- Length of your credit history makes up 15% of your credit score. The longer your history of making timely payments, the better your credit score. This is one of the reasons that younger people have lower credit scores on average than older people. So, if you are under 30 and can’t understand why your excellent repayment practices have not put you at the top of the FICO rankings, relax. You may just need to build up a longer credit history.
- Types of accounts make up 10% of your score. Common advice is to carry different types of credit in order to improve your credit score. For example, you might carry an installment loan for your car or student loan, a credit card and a mortgage.
- Recent credit activity makes up the last 10%. If you suddenly open many accounts, it may signal that you are having financial difficulty.
When lenders decide whether to give you a loan and at what rate, they will consider your credit score. However, that is not the only thing they consider. For example, they may also look at your income, your length of employment and other factors that are not reflected in your credit score. So, your credit score is significant, but it is not the whole picture.
Why Your Credit Score Is Important

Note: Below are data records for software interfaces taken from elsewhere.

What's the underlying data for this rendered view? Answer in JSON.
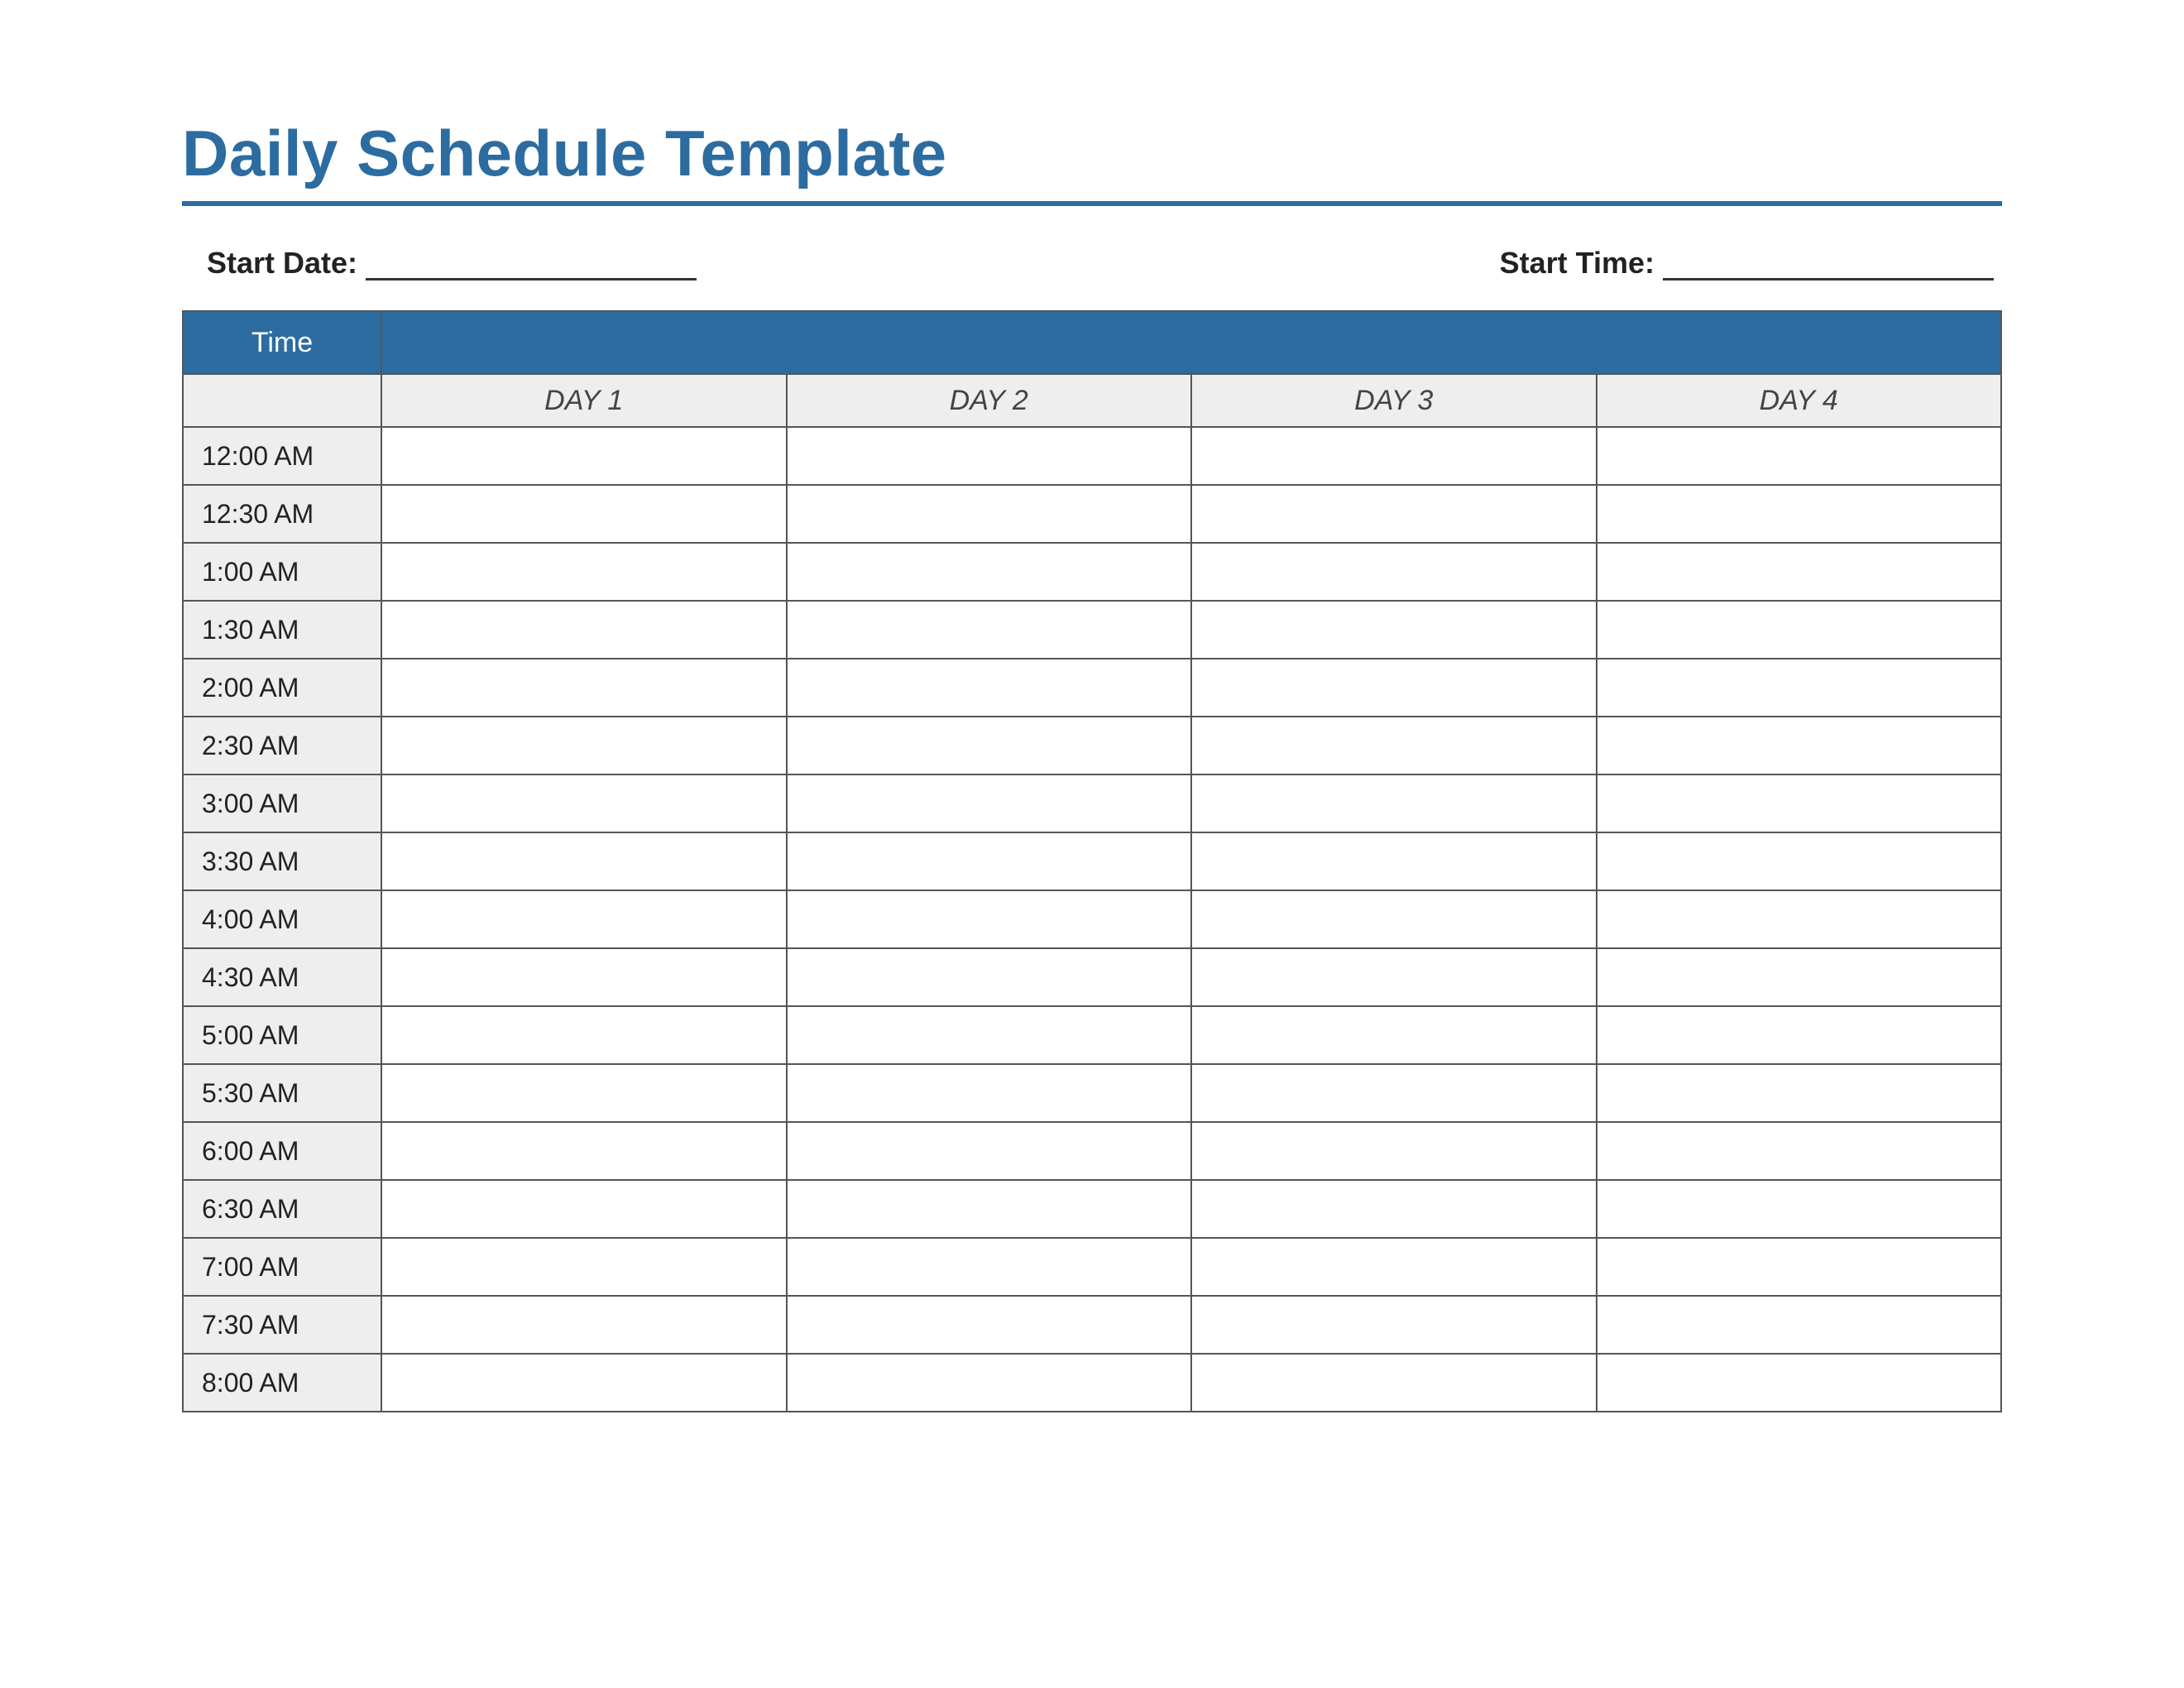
{
  "title": "Daily Schedule Template",
  "meta": {
    "start_date_label": "Start Date:",
    "start_date_value": "",
    "start_time_label": "Start Time:",
    "start_time_value": ""
  },
  "table": {
    "time_header": "Time",
    "day_headers": [
      "DAY 1",
      "DAY 2",
      "DAY 3",
      "DAY 4"
    ],
    "time_slots": [
      "12:00 AM",
      "12:30 AM",
      "1:00 AM",
      "1:30 AM",
      "2:00 AM",
      "2:30 AM",
      "3:00 AM",
      "3:30 AM",
      "4:00 AM",
      "4:30 AM",
      "5:00 AM",
      "5:30 AM",
      "6:00 AM",
      "6:30 AM",
      "7:00 AM",
      "7:30 AM",
      "8:00 AM"
    ]
  }
}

Your credit score impacts what you are able to do and to buy. If you have a good credit score, you will be more likely to be able to consolidate your student loans at an attractive rate, or with a better credit score you may get better terms on an car lease. With a bad credit score, you may be refused that apartment you want to rent or refused a loan for that house you want to buy. Don’t wait until a lender or a business is evaluating you. Check your credit score once a year at the very least. If you are trying to raise your credit score, we have seven tips that can increase your credit score in 30 days. If you don’t check your credit score, it will be impossible to improve it. Absent a watchful eye, your credit score may decrease. Check your credit score and credit report to see
- Spending and payment trends which you can improve
- Errors on your report
- Negative items such as liens that should be deleted from your report
- Possible identity theft that can decimate your credit score
A little bit of oversight can make a big difference in your quality of life.